[4]    Although CSG's complaint appears to seek declaratory relief by asking the Court to determine that its "members" are partners rather than employees for purposes of the FLSA, they do not cite the Declaratory Judgment Act as a jurisdictional basis for requesting this relief. Compl. 29 (App. 13). Nor does the Declaratory Judgment Act itself confer jurisdiction in this matter. See, e.g., Wyoming, 279 F.3d at 1225. Likewise, CSG does not assert a claim under the Administrative Procedure Act (APA) on the ground that the subpoena is a final agency action. See Mobil Exploration & Prod. U.S., Inc. v. Dep't of Interior, 180 F.3d 1192, 1200-01 (10th Cir. 1999) (APA claims usually dismissed as anticipatory challenges in context of subpoena enforcement).

[5]    Section 11(c) states that--

[e]very employer subject to any provision of this chapter or of any order issued under this chapter shall make, keep, and preserve such records of the persons employed by him and of the wages, hours, and other conditions and practices of employment maintained by him, and shall preserve such records for such periods of time, and shall make such reports therefrom to the Administrator as he shall prescribe by regulation or order as necessary or appropriate for the enforcement of the provisions of this chapter or the regulations or orders thereunder.

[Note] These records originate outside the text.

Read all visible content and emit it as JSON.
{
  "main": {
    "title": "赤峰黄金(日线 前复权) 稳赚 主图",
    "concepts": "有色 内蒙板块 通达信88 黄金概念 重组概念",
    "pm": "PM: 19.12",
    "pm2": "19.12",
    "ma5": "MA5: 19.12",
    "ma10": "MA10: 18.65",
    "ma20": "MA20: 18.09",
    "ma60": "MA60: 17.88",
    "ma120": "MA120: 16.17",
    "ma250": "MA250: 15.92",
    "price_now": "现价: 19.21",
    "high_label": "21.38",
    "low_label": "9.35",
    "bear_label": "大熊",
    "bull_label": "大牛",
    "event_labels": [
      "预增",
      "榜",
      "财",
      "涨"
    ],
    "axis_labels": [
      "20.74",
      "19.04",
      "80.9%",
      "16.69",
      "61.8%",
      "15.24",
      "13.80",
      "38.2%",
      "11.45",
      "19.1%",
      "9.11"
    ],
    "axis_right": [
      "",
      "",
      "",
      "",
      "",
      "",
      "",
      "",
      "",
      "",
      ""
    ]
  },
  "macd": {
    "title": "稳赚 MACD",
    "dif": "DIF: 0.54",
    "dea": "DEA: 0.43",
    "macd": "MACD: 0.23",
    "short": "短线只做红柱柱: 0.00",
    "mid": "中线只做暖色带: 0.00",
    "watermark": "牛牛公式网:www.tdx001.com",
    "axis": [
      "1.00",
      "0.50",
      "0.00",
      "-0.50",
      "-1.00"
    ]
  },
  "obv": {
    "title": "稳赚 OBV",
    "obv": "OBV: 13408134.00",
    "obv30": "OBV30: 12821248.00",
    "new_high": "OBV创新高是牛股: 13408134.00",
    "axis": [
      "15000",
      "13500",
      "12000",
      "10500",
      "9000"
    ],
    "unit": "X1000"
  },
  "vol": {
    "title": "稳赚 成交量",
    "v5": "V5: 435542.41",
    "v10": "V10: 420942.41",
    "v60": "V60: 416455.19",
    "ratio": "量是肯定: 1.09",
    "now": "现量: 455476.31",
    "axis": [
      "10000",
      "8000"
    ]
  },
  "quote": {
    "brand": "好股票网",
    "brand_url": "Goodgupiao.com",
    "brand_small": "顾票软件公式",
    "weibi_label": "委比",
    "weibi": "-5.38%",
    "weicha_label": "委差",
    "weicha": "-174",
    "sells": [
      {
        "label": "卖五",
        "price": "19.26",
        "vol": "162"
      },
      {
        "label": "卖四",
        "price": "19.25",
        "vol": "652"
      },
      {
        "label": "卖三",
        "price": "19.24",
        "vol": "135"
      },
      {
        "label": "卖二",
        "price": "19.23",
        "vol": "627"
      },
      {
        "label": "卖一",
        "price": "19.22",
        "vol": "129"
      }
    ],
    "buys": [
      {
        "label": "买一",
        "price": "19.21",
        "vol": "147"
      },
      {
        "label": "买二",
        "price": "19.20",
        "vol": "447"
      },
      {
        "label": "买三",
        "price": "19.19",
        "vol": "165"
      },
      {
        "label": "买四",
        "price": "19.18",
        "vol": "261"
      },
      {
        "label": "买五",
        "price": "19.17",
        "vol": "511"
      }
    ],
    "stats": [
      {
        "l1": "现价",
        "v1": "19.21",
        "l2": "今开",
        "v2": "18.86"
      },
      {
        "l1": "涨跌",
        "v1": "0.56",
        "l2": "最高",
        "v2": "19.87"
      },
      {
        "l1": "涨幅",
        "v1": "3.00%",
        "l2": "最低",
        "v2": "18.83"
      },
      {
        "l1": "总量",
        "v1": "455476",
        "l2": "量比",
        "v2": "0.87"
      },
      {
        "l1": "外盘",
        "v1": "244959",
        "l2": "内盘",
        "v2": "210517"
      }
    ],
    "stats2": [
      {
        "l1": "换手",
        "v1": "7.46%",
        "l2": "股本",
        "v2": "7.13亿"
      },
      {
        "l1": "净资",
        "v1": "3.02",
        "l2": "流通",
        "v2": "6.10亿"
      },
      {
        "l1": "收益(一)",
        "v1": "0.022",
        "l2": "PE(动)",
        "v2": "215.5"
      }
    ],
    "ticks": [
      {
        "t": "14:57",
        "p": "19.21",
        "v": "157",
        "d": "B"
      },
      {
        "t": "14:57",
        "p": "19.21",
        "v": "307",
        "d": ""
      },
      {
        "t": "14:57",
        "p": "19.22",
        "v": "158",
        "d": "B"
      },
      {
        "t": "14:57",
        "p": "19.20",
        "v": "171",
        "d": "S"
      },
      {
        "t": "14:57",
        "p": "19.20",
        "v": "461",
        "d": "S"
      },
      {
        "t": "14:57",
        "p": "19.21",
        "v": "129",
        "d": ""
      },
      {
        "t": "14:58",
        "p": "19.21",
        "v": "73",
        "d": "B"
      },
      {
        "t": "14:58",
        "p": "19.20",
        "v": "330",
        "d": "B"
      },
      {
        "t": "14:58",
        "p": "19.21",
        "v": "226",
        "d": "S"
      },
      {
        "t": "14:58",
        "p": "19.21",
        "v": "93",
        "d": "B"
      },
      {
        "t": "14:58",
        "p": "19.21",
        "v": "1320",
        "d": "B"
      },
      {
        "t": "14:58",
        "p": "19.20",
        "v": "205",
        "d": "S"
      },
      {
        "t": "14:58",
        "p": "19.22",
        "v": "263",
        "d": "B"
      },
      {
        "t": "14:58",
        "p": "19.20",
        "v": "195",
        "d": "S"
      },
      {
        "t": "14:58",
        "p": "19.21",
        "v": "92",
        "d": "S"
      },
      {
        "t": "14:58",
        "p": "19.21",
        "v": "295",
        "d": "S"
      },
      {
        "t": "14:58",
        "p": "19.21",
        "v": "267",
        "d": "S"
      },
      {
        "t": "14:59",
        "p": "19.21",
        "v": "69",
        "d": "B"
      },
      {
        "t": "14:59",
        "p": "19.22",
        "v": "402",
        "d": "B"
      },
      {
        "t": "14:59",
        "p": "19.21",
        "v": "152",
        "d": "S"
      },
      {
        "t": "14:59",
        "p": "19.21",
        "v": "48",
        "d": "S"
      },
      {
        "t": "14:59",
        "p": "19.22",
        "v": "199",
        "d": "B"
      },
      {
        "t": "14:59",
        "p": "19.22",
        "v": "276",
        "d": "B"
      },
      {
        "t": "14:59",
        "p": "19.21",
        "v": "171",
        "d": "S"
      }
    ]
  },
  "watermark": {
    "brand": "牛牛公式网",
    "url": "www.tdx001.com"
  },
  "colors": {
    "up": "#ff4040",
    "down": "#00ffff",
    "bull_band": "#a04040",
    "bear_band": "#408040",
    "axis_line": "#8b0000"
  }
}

29 U.S.C. 211(c); see 29 C.F.R. 516.1 (form of records required); 29 C.F.R. 516.7 (place for keeping records and availability for inspection).

[6]    As a general matter, the Supreme Court "has consistently construed the Act 'liberally to apply to the furthest reaches consistent with congressional direction.'" Tony & Susan Alamo Found. v. Sec'y of Labor, 471 U.S. 290, 296 (1985) (quoting Mitchell v. Lublin, McGaughy & Assocs., 358 U.S. 207, 211 (1959)).

[7]    Section 9 states that "[f]or the purpose of any hearing or investigation provided for in this chapter, the provisions of sections 49 and 50 of Title 15 (relating to the attendance of witnesses and the production of books, papers, and documents), are made applicable to the jurisdiction, powers, and duties of the Administrator, the Secretary of Labor, and the industry committees." 29 U.S.C. 209. In turn, the Federal Trade Commission "shall have power to require by subpoena the attendance and testimony of witnesses and the production of all such documentary evidence relating to any matter under investigation." 15 U.S.C. 49.

[8]    See 10th Cir. R. 32.1(A), (B); 1st Cir. R. 36(c).

[9]    CSG asserts (Br. 7-8, 20) that DOL is not even investigating the employee status of its members. This is not the case. The documents sought in the Secretary's subpoena (App. 32) seek not only hours of work but documents that could indicate joint employment relationships. Although CSG has produced some of the documents listed in the subpoena, it has not fully complied. Some of the documents that CSG has not yet produced, such as contracts, billing invoices, and work orders, could establish joint employment and thus are relevant to coverage. Of course, even if CSG fully complied with the subpoena, it does not automatically follow that its appeal is moot since CSG is also contesting the Secretary's authority to issue the subpoena, and therefore retains an interest in the case. See, e.g., United States v. Constr. Prods. Research, Inc., 73 F.3d 464, 469 (2d Cir. 1996).